AUGUST 2012: TheVoices of the Civil War is a five-year film series dedicated to celebrating and commemorating the Civil War over the course of the sesquicentennial.Each month, new episodes cover pertinent topics that follow the monthly events and issues as they unfolded for African Americans during the Civil War. Within these episodes there are various primary sources – letters and diaries, newspaper reports, and more - to recount various experiences of blacks during this period.We encourage your feedback and commentary through our Voices of the Civil War web blog.
In episode 7, we visit the Sea Islands of South Carolina, where cotton production flourished during slavery. As the Civil War unfolds, the islands become the site of the Battle of Port Royal on November 7, 1861. Armies attack, slave masters flee, and cotton and slaves remain, once again, left with the dust from where the cannon fire settles. The battle, originally a conflict over Southern seaports, becomes a training ground for future reconstruction and what to do with those enslaved.

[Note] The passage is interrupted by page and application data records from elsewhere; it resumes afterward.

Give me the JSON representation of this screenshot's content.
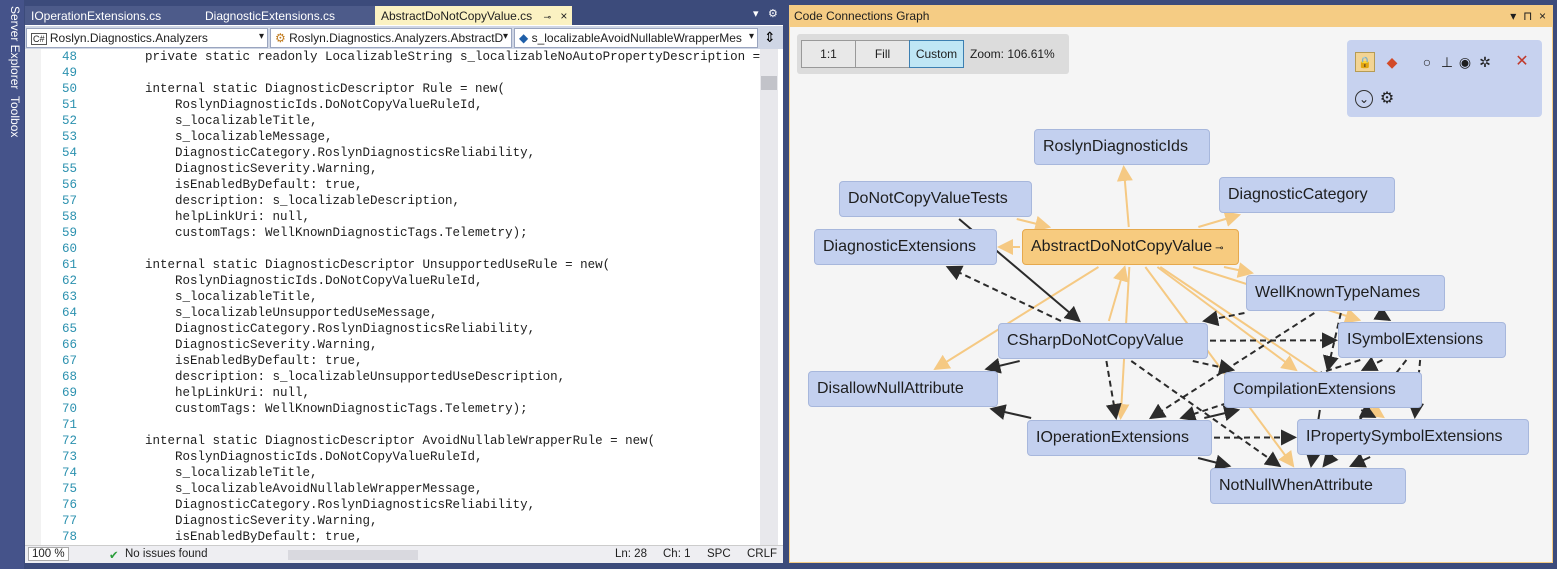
{
  "left_strip": {
    "tabs": [
      "Server Explorer",
      "Toolbox"
    ]
  },
  "editor": {
    "tabs": [
      {
        "label": "IOperationExtensions.cs",
        "active": false
      },
      {
        "label": "DiagnosticExtensions.cs",
        "active": false
      },
      {
        "label": "AbstractDoNotCopyValue.cs",
        "active": true
      }
    ],
    "tab_pin_icon": "pin-icon",
    "tab_close_glyph": "×",
    "tab_tools": {
      "dropdown": "▾",
      "settings": "⚙"
    },
    "nav": {
      "project": "Roslyn.Diagnostics.Analyzers",
      "project_badge": "C#",
      "type": "Roslyn.Diagnostics.Analyzers.AbstractD",
      "member": "s_localizableAvoidNullableWrapperMes",
      "split_glyph": "⇕"
    },
    "lines": [
      {
        "n": "48",
        "t": "    private static readonly LocalizableString s_localizableNoAutoPropertyDescription = n"
      },
      {
        "n": "49",
        "t": ""
      },
      {
        "n": "50",
        "t": "    internal static DiagnosticDescriptor Rule = new("
      },
      {
        "n": "51",
        "t": "        RoslynDiagnosticIds.DoNotCopyValueRuleId,"
      },
      {
        "n": "52",
        "t": "        s_localizableTitle,"
      },
      {
        "n": "53",
        "t": "        s_localizableMessage,"
      },
      {
        "n": "54",
        "t": "        DiagnosticCategory.RoslynDiagnosticsReliability,"
      },
      {
        "n": "55",
        "t": "        DiagnosticSeverity.Warning,"
      },
      {
        "n": "56",
        "t": "        isEnabledByDefault: true,"
      },
      {
        "n": "57",
        "t": "        description: s_localizableDescription,"
      },
      {
        "n": "58",
        "t": "        helpLinkUri: null,"
      },
      {
        "n": "59",
        "t": "        customTags: WellKnownDiagnosticTags.Telemetry);"
      },
      {
        "n": "60",
        "t": ""
      },
      {
        "n": "61",
        "t": "    internal static DiagnosticDescriptor UnsupportedUseRule = new("
      },
      {
        "n": "62",
        "t": "        RoslynDiagnosticIds.DoNotCopyValueRuleId,"
      },
      {
        "n": "63",
        "t": "        s_localizableTitle,"
      },
      {
        "n": "64",
        "t": "        s_localizableUnsupportedUseMessage,"
      },
      {
        "n": "65",
        "t": "        DiagnosticCategory.RoslynDiagnosticsReliability,"
      },
      {
        "n": "66",
        "t": "        DiagnosticSeverity.Warning,"
      },
      {
        "n": "67",
        "t": "        isEnabledByDefault: true,"
      },
      {
        "n": "68",
        "t": "        description: s_localizableUnsupportedUseDescription,"
      },
      {
        "n": "69",
        "t": "        helpLinkUri: null,"
      },
      {
        "n": "70",
        "t": "        customTags: WellKnownDiagnosticTags.Telemetry);"
      },
      {
        "n": "71",
        "t": ""
      },
      {
        "n": "72",
        "t": "    internal static DiagnosticDescriptor AvoidNullableWrapperRule = new("
      },
      {
        "n": "73",
        "t": "        RoslynDiagnosticIds.DoNotCopyValueRuleId,"
      },
      {
        "n": "74",
        "t": "        s_localizableTitle,"
      },
      {
        "n": "75",
        "t": "        s_localizableAvoidNullableWrapperMessage,"
      },
      {
        "n": "76",
        "t": "        DiagnosticCategory.RoslynDiagnosticsReliability,"
      },
      {
        "n": "77",
        "t": "        DiagnosticSeverity.Warning,"
      },
      {
        "n": "78",
        "t": "        isEnabledByDefault: true,"
      }
    ],
    "status": {
      "zoom": "100 %",
      "issues": "No issues found",
      "check_icon": "✔",
      "line": "Ln: 28",
      "col": "Ch: 1",
      "whitespace": "SPC",
      "eol": "CRLF"
    }
  },
  "graph_panel": {
    "title": "Code Connections Graph",
    "header_tools": {
      "dropdown": "▾",
      "pin": "⊓",
      "close": "×"
    },
    "zoom_buttons": {
      "one_to_one": "1:1",
      "fill": "Fill",
      "custom": "Custom"
    },
    "zoom_label": "Zoom: 106.61%",
    "icons": {
      "lock": "🔒",
      "git": "◆",
      "radio_off": "○",
      "hierarchy": "⊥",
      "radio_on": "◉",
      "network": "✲",
      "close": "✕",
      "expand": "⌄",
      "settings": "⚙"
    },
    "colors": {
      "node_fill": "#c3d0ef",
      "main_node_fill": "#f7cb7f",
      "edge_orange": "#f5c983",
      "edge_dark": "#2b2b2b"
    },
    "nodes": [
      {
        "id": "RoslynDiagnosticIds",
        "label": "RoslynDiagnosticIds"
      },
      {
        "id": "DoNotCopyValueTests",
        "label": "DoNotCopyValueTests"
      },
      {
        "id": "DiagnosticCategory",
        "label": "DiagnosticCategory"
      },
      {
        "id": "DiagnosticExtensions",
        "label": "DiagnosticExtensions"
      },
      {
        "id": "AbstractDoNotCopyValue",
        "label": "AbstractDoNotCopyValue",
        "main": true,
        "pin": "⊸"
      },
      {
        "id": "WellKnownTypeNames",
        "label": "WellKnownTypeNames"
      },
      {
        "id": "CSharpDoNotCopyValue",
        "label": "CSharpDoNotCopyValue"
      },
      {
        "id": "ISymbolExtensions",
        "label": "ISymbolExtensions"
      },
      {
        "id": "DisallowNullAttribute",
        "label": "DisallowNullAttribute"
      },
      {
        "id": "CompilationExtensions",
        "label": "CompilationExtensions"
      },
      {
        "id": "IOperationExtensions",
        "label": "IOperationExtensions"
      },
      {
        "id": "IPropertySymbolExtensions",
        "label": "IPropertySymbolExtensions"
      },
      {
        "id": "NotNullWhenAttribute",
        "label": "NotNullWhenAttribute"
      }
    ],
    "edges": [
      {
        "from": "AbstractDoNotCopyValue",
        "to": "RoslynDiagnosticIds",
        "style": "orange"
      },
      {
        "from": "AbstractDoNotCopyValue",
        "to": "DiagnosticCategory",
        "style": "orange"
      },
      {
        "from": "DoNotCopyValueTests",
        "to": "AbstractDoNotCopyValue",
        "style": "orange"
      },
      {
        "from": "AbstractDoNotCopyValue",
        "to": "DiagnosticExtensions",
        "style": "orange"
      },
      {
        "from": "AbstractDoNotCopyValue",
        "to": "WellKnownTypeNames",
        "style": "orange"
      },
      {
        "from": "AbstractDoNotCopyValue",
        "to": "DisallowNullAttribute",
        "style": "orange"
      },
      {
        "from": "AbstractDoNotCopyValue",
        "to": "CompilationExtensions",
        "style": "orange"
      },
      {
        "from": "AbstractDoNotCopyValue",
        "to": "IOperationExtensions",
        "style": "orange"
      },
      {
        "from": "AbstractDoNotCopyValue",
        "to": "ISymbolExtensions",
        "style": "orange"
      },
      {
        "from": "AbstractDoNotCopyValue",
        "to": "IPropertySymbolExtensions",
        "style": "orange"
      },
      {
        "from": "AbstractDoNotCopyValue",
        "to": "NotNullWhenAttribute",
        "style": "orange"
      },
      {
        "from": "CSharpDoNotCopyValue",
        "to": "AbstractDoNotCopyValue",
        "style": "orange"
      },
      {
        "from": "DoNotCopyValueTests",
        "to": "CSharpDoNotCopyValue",
        "style": "solid"
      },
      {
        "from": "CSharpDoNotCopyValue",
        "to": "DisallowNullAttribute",
        "style": "solid"
      },
      {
        "from": "CSharpDoNotCopyValue",
        "to": "DiagnosticExtensions",
        "style": "dashed"
      },
      {
        "from": "CSharpDoNotCopyValue",
        "to": "ISymbolExtensions",
        "style": "dashed"
      },
      {
        "from": "CSharpDoNotCopyValue",
        "to": "CompilationExtensions",
        "style": "dashed"
      },
      {
        "from": "CSharpDoNotCopyValue",
        "to": "IOperationExtensions",
        "style": "dashed"
      },
      {
        "from": "CSharpDoNotCopyValue",
        "to": "NotNullWhenAttribute",
        "style": "dashed"
      },
      {
        "from": "WellKnownTypeNames",
        "to": "CSharpDoNotCopyValue",
        "style": "dashed"
      },
      {
        "from": "WellKnownTypeNames",
        "to": "IOperationExtensions",
        "style": "dashed"
      },
      {
        "from": "WellKnownTypeNames",
        "to": "ISymbolExtensions",
        "style": "dashed"
      },
      {
        "from": "IOperationExtensions",
        "to": "DisallowNullAttribute",
        "style": "solid"
      },
      {
        "from": "IOperationExtensions",
        "to": "NotNullWhenAttribute",
        "style": "solid"
      },
      {
        "from": "IOperationExtensions",
        "to": "CompilationExtensions",
        "style": "solid"
      },
      {
        "from": "IOperationExtensions",
        "to": "IPropertySymbolExtensions",
        "style": "dashed"
      },
      {
        "from": "ISymbolExtensions",
        "to": "IOperationExtensions",
        "style": "dashed"
      },
      {
        "from": "ISymbolExtensions",
        "to": "CompilationExtensions",
        "style": "dashed"
      },
      {
        "from": "ISymbolExtensions",
        "to": "NotNullWhenAttribute",
        "style": "dashed"
      },
      {
        "from": "ISymbolExtensions",
        "to": "IPropertySymbolExtensions",
        "style": "dashed"
      },
      {
        "from": "CompilationExtensions",
        "to": "NotNullWhenAttribute",
        "style": "solid"
      },
      {
        "from": "CompilationExtensions",
        "to": "IPropertySymbolExtensions",
        "style": "dashed"
      },
      {
        "from": "IPropertySymbolExtensions",
        "to": "NotNullWhenAttribute",
        "style": "solid"
      },
      {
        "from": "WellKnownTypeNames",
        "to": "CompilationExtensions",
        "style": "dashed"
      }
    ]
  }
}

1 Library of Congress 2 Hagley Museum and Library 3-5 Library of Congress 6 Courtesy of Hargrett Rare Book and Manuscript Library/University of Georgia Libraries 7 Library of Congress 8 House Divided Project, Dickinson College 9 Library of Congress 10 Duke University 11-12 Library of Congress 13 From the collection of Dr. Peter Keim, Austin, Texas 14 Charles H. Wright Museum of African American History 15 -23 Library of Congress
Founded in 1965 and located in the heart of Midtown Detroit’s Cultural Center, the Charles H. Wright Museum of African American History is the world's largest institution dedicated to the African American experience. The Wright opens minds and changes lives through the exploration and celebration of African American history and culture. This 125,000-square foot museum provides a welcoming, inclusive environment for people of all ages, races, and backgrounds to immerse themselves in the African American experience, and gain a new appreciation for the diversity of our nation. Housing over 35,000 artifacts and archival materials, the Museum features:
· And Still We Rise: Our Journey Through African American History and Culture, the Museum's 22,000 square foot, interactive core exhibit, which is the largest single exhibition on African American history in existence
· The Ford Freedom Rotunda and its 65-foot high glass dome; this architectural wonder is two feet wider than the State Capitol dome
· Ring of Genealogy, a 37-foot terrazzo tile creation by artist Hubert Massey surrounded by bronze nameplates of prominent African Americans in history
· Inspiring Minds: African Americans in Science and Technology, a permanent exhibition focused on S.T.E.M. (science, technology, engineering, and mathematics) concepts for children
· The Children’s Discovery Room, an interactive, multimedia experience for preschool through 3rd grade students
· The Louise Lovett Wright Library and Robert L. Hurst Research Center
· The General Motors Theater, a 317-seat facility for live performances, films and presentations
· A museum store that sells authentic African and African American art, books and merchandise
· Over 200 public events annually including concert performances, theatrical productions, film screenings, lectures, and family and children’s programming. The Museum also serves as a facility for countless private functions including weddings, anniversary parties, baby showers, corporate meetings and conferences, memorial services, and community events.
The Wright Museum serves close to a half million people annually through its exhibitions, programs, websites, and events such as African World Festival.